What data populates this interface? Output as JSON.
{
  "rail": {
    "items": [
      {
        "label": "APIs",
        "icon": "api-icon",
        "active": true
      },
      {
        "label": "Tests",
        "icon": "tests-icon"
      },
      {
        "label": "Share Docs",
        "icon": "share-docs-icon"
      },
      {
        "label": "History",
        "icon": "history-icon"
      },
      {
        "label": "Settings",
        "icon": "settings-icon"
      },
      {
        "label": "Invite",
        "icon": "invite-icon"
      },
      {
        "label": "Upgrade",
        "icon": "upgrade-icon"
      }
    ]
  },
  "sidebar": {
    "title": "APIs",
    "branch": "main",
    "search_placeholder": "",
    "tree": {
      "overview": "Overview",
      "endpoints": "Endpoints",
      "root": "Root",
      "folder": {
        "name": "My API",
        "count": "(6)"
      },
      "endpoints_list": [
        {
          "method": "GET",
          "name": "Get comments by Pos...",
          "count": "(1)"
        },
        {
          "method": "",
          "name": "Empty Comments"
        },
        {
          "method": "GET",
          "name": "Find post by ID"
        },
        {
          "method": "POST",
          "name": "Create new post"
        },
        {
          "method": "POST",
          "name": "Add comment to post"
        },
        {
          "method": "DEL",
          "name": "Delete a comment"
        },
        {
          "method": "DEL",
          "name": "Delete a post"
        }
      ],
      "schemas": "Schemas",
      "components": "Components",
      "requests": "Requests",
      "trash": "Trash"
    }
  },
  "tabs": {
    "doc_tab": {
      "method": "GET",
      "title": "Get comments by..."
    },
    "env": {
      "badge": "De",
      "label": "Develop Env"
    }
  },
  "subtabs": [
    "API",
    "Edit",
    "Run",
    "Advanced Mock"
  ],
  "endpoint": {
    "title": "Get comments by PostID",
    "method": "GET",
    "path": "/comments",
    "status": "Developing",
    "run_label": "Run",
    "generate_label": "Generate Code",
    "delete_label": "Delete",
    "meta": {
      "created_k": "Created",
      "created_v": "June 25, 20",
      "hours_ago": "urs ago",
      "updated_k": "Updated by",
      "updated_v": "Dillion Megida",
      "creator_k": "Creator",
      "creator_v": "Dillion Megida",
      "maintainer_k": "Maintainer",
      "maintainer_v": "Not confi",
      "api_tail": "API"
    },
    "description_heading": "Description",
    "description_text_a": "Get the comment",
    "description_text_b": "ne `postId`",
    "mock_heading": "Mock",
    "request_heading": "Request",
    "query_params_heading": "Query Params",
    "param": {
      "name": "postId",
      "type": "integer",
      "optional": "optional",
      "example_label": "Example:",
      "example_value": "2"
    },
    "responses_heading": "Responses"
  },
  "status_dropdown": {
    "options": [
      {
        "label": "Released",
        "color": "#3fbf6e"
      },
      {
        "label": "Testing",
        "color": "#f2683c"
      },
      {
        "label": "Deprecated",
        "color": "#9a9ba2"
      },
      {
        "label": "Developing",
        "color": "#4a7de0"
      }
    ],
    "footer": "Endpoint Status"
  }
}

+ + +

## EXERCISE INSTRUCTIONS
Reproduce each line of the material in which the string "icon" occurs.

## ANSWER SECTION
        "icon": "api-icon",
        "icon": "tests-icon"
        "icon": "share-docs-icon"
        "icon": "history-icon"
        "icon": "settings-icon"
        "icon": "invite-icon"
        "icon": "upgrade-icon"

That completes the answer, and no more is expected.